JT sent us an email with a whole slew of business-related questions. We're going to take her questions in stages, starting with one about business cards. (Don't forget -- you can email us at edittorrent@ gmail dot com with questions, or just post them in the comments.)
So, let's start with the basic proposition that writers don't use business cards the same way that, for example, an attorney or salesman would use them. In those professions, business cards are used to try to connect with new clients. Basic contact information is included, maybe a logo, and that's it. The professional hands out hundreds of cards over the course of a year. Every new encounter is a chance for a new business connection.
Authors can use business cards in the same way to promote new releases or backlist. Wherever you go, you meet potential new fans, and passing out a little reminder in the form of a business card is probably a cheap and easy way to promote your books. Bookmarks might be a bit more friendly, but it won't hurt to have business cards with your pen name and releases listed, your website url, your twitter or facebook profiles, and that sort of thing. You can select graphics that build your brand, and you can use the front and back side of the card to include more graphics or blurbs.
But you wouldn't want to hand out your phone number to strangers in the checkout line, would you? So in that case, you might leave off some of your contact information, just for privacy's sake.
And in that case, the card won't do you much good at an industry conference. When you're at a conference and you hand your card to an agent or editor, we want it to have contact information. In fact, it's the main thing we want, plus something that will help us remember you when we're thinking back over the hundreds of people we met. I frequently jot notes on the backs of business cards indicating where I met the author, who introduced us, hair color, details of the conversation, anything that might trigger my memory when I pick up the card later.
Notice that I do actually make use of these cards. I know some folks will toss them after the conference, but I tend to keep them. Not always, though. The ones I toss are the ones from casual encounters (not pitches or other formal meetings) where there was no place for me to write my notes. The card may be beautiful, with glossy roses and swirly text and stars and rainbows and all good things. But if it doesn't help me remember my particular encounter with the author, it's not serving my purpose.
A very smart author once came into a pitch and handed me a very ordinary business card together with a fancy bookmark with all her book covers on it. That impressed me right out of the starting gate. It told me she understood the difference between promoting herself to readers and interacting with other professionals. I was able to use the card to make my notes, and you better believe that one of my notes was about her pretty bookmark.
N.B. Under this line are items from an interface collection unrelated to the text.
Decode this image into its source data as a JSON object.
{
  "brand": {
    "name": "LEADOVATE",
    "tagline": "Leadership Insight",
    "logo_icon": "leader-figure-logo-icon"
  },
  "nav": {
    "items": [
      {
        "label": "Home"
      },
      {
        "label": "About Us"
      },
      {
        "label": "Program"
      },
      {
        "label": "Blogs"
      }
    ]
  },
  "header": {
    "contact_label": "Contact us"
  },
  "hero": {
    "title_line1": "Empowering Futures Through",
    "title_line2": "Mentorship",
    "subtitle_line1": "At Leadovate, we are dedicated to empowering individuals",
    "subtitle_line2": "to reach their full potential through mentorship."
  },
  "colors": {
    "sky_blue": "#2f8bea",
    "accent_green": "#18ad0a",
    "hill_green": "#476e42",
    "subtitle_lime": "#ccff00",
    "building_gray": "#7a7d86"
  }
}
Another author handed me a somewhat fancier card with her log line pitch pre-printed on the back. This was during a pitch, and that approach made a lot of sense. But outside of a pitching environment, it might not be as effective. And the logistics are a bit confounding. How many pitch cards do you have printed? Do you still get regular cards, too, or just go with bookmarks? I don't know the answers to those questions, but perhaps Team Comments will have better insights.
Another author once handed me a postcard with her book cover and jacket copy on it, and as we were talking, she peeled a sticker off a label sheet and affixed it to the card. The label had her contact information. I thought that was clever, and I'm surprised more people don't do something like that. It let her get around the problem of whether to get different kinds of business cards printed, or whether to spend her money on promotional items or cards or both.
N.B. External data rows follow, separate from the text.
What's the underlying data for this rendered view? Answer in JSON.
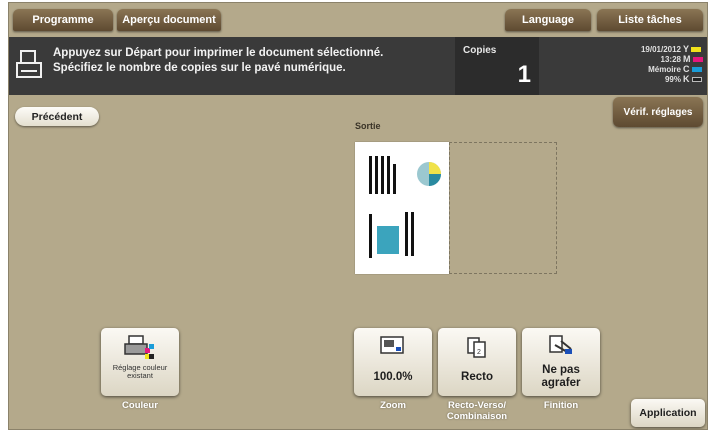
{
  "top_tabs": {
    "programme": "Programme",
    "apercu": "Aperçu document",
    "language": "Language",
    "liste_taches": "Liste tâches"
  },
  "message": {
    "line1": "Appuyez sur Départ pour imprimer le document sélectionné.",
    "line2": "Spécifiez le nombre de copies sur le pavé numérique.",
    "icon": "printer-icon"
  },
  "copies": {
    "label": "Copies",
    "value": "1"
  },
  "status": {
    "date": "19/01/2012",
    "time": "13:28",
    "memory_label": "Mémoire",
    "memory_value": "99%",
    "toner": [
      {
        "label": "Y",
        "color": "#f2e21b"
      },
      {
        "label": "M",
        "color": "#e6177e"
      },
      {
        "label": "C",
        "color": "#1a9cd8"
      },
      {
        "label": "K",
        "color": "#222222"
      }
    ]
  },
  "precedent": "Précédent",
  "verif_reglages": "Vérif. réglages",
  "preview": {
    "label": "Sortie"
  },
  "functions": {
    "couleur": {
      "text": "Réglage couleur existant",
      "caption": "Couleur",
      "icon": "color-printer-icon"
    },
    "zoom": {
      "value": "100.0%",
      "caption": "Zoom",
      "icon": "zoom-icon"
    },
    "recto": {
      "value": "Recto",
      "caption_line1": "Recto-Verso/",
      "caption_line2": "Combinaison",
      "icon": "duplex-icon"
    },
    "finition": {
      "value_line1": "Ne pas",
      "value_line2": "agrafer",
      "caption": "Finition",
      "icon": "staple-icon"
    }
  },
  "application": "Application"
}
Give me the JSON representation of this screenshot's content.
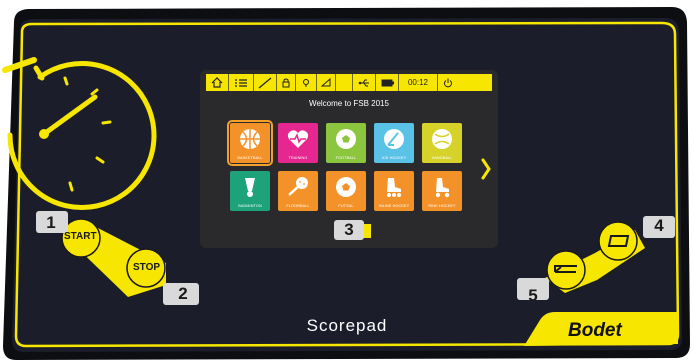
{
  "screen": {
    "status": {
      "time": "00:12"
    },
    "welcome": "Welcome to FSB 2015",
    "sports": [
      {
        "label": "BASKETBALL",
        "color": "#f4922a",
        "icon": "basketball-icon",
        "selected": true
      },
      {
        "label": "TRAINING",
        "color": "#e6278f",
        "icon": "heart-pulse-icon"
      },
      {
        "label": "FOOTBALL",
        "color": "#8cc63f",
        "icon": "football-icon"
      },
      {
        "label": "ICE HOCKEY",
        "color": "#5bc2e7",
        "icon": "ice-hockey-icon"
      },
      {
        "label": "HANDBALL",
        "color": "#d7d22a",
        "icon": "handball-icon"
      },
      {
        "label": "BADMINTON",
        "color": "#1da27a",
        "icon": "shuttlecock-icon"
      },
      {
        "label": "FLOORBALL",
        "color": "#f4922a",
        "icon": "floorball-icon"
      },
      {
        "label": "FUTSAL",
        "color": "#f4922a",
        "icon": "futsal-icon"
      },
      {
        "label": "INLINE HOCKEY",
        "color": "#f4922a",
        "icon": "inline-skate-icon"
      },
      {
        "label": "RINK HOCKEY",
        "color": "#f4922a",
        "icon": "roller-skate-icon"
      }
    ]
  },
  "buttons": {
    "start": "START",
    "stop": "STOP"
  },
  "callouts": [
    "1",
    "2",
    "3",
    "4",
    "5"
  ],
  "device": {
    "name": "Scorepad",
    "brand": "Bodet",
    "accent": "#f7e600",
    "body": "#1b1e2a"
  }
}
That said, I appreciate business cards more than bookmarks or postcards, mainly because they're easier for me to index and store. I have a plastic case for them. They're alphabetized for search purposes, though I run into problems sometimes with the whole pen name/real name thing. I'm bad with names to begin with, and it's a new fresh hell to have to remember two names for everyone. Please consider putting all your various names on your cards. This won't help me with my indexing system, but it will help me connect your names and brands to the person I met in the bar.
Another helpful thing -- put something like Author or Freelance Writer or something on your card. I keep my author cards in a separate place from all the cards for typesetters, e-book designers, web designers, freelance editors, cover artists, SEO specialists, publicists, booksellers, distributor reps, printers, and all the other non-author business types I encounter. I don't care what job title you assign yourself, though my weird personal quirk is that I tend to read "Author" as someone already published and "Writer" as someone at the beginning of their career. I don't know if this is universal, but I doubt it. And I have no idea where I absorbed that particular distinction.
So that's my take on author business cards. If you have particular questions or tips, please do post them in the comments.